Today, we ask why the Aztecs didn't make full use of
metal. The University of Houston's College of
Engineering presents this series about the machines
that make our civilization run, and the people whose
ingenuity created them.
One question that torments
historians of technology is the "Why didn't?"
question. Why didn't the Chinese, with all their
inventions, produce the industrial revolution? Why
didn't the Romans ever make full use of water
wheels? Why was Europe 400 years behind China in
printing with movable type? All those questions
come back upon the present, of course. Why aren't

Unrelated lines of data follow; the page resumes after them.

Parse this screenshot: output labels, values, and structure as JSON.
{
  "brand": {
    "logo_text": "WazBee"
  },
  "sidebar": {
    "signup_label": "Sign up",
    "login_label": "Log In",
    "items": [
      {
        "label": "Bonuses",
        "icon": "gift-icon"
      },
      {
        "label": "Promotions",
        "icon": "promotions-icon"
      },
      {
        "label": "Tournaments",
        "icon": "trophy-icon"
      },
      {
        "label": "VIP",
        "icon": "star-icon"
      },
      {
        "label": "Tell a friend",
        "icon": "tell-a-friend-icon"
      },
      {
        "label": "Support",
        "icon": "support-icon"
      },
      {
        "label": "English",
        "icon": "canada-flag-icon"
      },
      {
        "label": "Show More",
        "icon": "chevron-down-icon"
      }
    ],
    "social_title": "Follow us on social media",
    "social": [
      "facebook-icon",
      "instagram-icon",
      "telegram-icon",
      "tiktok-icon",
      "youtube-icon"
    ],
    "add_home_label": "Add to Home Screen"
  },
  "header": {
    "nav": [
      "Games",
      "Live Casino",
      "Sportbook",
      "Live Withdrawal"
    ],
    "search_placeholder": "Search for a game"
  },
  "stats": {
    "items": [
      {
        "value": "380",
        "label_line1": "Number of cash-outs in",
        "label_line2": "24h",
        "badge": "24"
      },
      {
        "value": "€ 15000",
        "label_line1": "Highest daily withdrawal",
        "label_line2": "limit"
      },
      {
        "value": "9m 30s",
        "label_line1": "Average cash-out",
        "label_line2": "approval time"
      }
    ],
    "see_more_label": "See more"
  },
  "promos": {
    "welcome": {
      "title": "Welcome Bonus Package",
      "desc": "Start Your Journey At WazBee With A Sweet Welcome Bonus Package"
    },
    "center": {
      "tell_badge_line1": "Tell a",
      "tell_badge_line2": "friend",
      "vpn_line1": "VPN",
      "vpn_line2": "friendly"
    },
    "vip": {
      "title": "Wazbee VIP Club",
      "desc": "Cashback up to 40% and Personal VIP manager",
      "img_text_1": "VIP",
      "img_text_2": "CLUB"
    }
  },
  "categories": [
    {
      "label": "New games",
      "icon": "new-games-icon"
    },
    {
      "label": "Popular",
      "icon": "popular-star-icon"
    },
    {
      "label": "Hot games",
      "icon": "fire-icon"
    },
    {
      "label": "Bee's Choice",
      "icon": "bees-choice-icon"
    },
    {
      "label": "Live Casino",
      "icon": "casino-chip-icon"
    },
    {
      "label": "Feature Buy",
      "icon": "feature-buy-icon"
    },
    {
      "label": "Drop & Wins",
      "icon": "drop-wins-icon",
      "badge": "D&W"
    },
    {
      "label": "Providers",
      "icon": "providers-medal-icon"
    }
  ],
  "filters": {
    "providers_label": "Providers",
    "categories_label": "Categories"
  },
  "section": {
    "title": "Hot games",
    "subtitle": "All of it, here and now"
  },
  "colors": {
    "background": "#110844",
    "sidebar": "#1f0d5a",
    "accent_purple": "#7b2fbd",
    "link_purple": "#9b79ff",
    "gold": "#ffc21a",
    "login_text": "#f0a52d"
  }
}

we doing the right thing today -- whatever that
So: why didn't the Aztecs ever emerge from the
stone age? Why did such a remarkably advanced
people make such limited use of metal?
Anthropologist Terry Stocker offers a troubling
answer. When you already have a fine technology,
you don't see beyond it. And the Aztecs had
obsidian for their axes and knives.
Obsidian is a naturally-occurring glass, usually
black and opaque. It's harder than steel, and it
fractures smoothly. By splitting it, you can create
murderously sharp blades. For the early Greeks and
Egyptians, obsidian was a profitable medium of
trade, not so easily available. Once artisans had
shaped cutting tools from bronze, they had reason
to give up obsidian.
That never happened in the Aztec world. Southern
Mexico was richly endowed with obsidian.
Anthropologists now think the huge and mysterious
pre-Aztec city of Teotihuacan, near Mexico City,
was the center of an obsidian industry.
Aztec swords were made with rows of small obsidian
teeth. They were murderous weapons for cutting an
enemy. For a long time, historians have marveled at
the amount of ceremonial self-mutilation the Aztecs
underwent. Now we find that being cut with obsidian
is less painful than you'd think, because it makes
such a sharp edge.
So obsidian became woven into Aztec worship as well
as Aztec function. What need could there be for a
replacement material? The Aztecs didn't develop
their use of metal because they couldn't see beyond
Then the Spanish came with their steel guns,
swords, and cannon. They conquered the Aztecs and
tried to erase their history. The sublime irony of
that is, we now use Aztec obsidian to reconstruct
that history. For obsidian carries the imprint of
its own past. Once fractured, obsidian slowly
reacts to water in a chemical process called
hydration. It's possible to read the age of
artifacts by seeing how far that process has gone.
I have a little Aztec image on my desk. It's smooth
and inky black, carved from Mexican obsidian. It
catches the light and rewards the touch. It tells
me, as surely as history does, why the Aztecs
continued to write their story in this hard,
hypnotic, even magical stuff, when simple reason
would've preferred gray steel.
I'm John Lienhard, at the University of Houston,
where we're interested in the way inventive minds